[Component data from apps and pages]
________________

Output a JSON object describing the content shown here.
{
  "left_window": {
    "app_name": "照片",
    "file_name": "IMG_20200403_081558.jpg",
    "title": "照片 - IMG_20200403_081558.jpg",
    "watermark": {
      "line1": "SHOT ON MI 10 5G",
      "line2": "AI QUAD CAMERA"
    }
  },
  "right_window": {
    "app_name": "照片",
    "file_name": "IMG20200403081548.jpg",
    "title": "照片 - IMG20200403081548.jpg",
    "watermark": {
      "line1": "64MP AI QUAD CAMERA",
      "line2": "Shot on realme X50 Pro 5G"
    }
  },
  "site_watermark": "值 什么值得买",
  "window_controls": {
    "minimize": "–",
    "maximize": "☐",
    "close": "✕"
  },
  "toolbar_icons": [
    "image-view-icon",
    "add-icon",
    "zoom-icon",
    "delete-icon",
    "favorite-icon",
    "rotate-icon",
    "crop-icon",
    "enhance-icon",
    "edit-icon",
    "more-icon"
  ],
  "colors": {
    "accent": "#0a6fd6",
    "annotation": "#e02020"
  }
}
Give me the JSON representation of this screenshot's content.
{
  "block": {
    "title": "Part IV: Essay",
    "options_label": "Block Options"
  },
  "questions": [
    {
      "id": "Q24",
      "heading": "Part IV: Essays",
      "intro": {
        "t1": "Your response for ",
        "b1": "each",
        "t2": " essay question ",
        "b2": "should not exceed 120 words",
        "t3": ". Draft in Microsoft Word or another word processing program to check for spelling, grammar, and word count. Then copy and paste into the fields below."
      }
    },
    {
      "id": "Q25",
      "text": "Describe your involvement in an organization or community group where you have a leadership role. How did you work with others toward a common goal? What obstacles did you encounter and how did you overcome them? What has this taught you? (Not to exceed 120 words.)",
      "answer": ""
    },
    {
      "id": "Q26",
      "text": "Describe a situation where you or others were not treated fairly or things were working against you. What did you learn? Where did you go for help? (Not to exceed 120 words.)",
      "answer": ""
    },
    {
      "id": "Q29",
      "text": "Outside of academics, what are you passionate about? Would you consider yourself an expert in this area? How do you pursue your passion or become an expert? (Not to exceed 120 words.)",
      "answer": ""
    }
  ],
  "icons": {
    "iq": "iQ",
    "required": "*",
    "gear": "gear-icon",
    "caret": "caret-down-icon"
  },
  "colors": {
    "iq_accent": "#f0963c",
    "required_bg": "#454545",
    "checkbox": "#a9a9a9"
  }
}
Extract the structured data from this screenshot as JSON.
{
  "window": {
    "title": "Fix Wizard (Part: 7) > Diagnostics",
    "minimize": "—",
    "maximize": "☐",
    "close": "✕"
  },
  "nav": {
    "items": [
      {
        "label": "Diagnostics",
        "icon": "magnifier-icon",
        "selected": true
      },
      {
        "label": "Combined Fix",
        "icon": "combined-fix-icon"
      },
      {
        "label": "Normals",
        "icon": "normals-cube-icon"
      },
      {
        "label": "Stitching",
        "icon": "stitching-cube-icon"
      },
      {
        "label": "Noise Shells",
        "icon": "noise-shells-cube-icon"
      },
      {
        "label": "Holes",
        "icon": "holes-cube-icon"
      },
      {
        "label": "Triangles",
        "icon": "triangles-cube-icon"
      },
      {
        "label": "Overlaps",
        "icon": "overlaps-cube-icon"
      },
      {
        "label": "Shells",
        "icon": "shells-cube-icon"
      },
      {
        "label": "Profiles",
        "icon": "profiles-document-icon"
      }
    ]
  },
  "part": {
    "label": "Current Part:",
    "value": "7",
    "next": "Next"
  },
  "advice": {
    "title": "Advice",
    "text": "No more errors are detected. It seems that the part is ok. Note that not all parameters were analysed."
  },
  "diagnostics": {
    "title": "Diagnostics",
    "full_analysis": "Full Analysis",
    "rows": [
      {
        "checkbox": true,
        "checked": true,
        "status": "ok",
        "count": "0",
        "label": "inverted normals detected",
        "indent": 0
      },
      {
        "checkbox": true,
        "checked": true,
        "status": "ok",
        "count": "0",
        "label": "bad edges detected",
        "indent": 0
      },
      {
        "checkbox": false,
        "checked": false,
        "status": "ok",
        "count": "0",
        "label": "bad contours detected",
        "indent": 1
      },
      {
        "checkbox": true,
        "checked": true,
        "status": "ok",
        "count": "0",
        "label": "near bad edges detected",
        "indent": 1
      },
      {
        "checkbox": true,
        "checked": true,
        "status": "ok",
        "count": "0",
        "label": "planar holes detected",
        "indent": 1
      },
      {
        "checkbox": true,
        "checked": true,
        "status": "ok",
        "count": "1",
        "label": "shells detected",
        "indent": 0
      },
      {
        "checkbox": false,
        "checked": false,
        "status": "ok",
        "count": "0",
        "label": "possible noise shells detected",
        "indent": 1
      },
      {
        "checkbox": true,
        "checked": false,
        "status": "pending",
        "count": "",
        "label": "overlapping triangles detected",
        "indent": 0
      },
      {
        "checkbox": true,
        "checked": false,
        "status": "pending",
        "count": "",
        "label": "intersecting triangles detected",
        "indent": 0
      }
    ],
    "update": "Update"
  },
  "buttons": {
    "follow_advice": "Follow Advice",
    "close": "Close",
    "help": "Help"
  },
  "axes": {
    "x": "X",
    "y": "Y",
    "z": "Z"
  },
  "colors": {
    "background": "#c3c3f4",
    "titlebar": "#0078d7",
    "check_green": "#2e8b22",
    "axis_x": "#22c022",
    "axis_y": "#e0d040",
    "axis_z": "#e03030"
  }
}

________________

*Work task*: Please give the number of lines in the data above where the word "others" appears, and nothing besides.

*Output of the task*: 2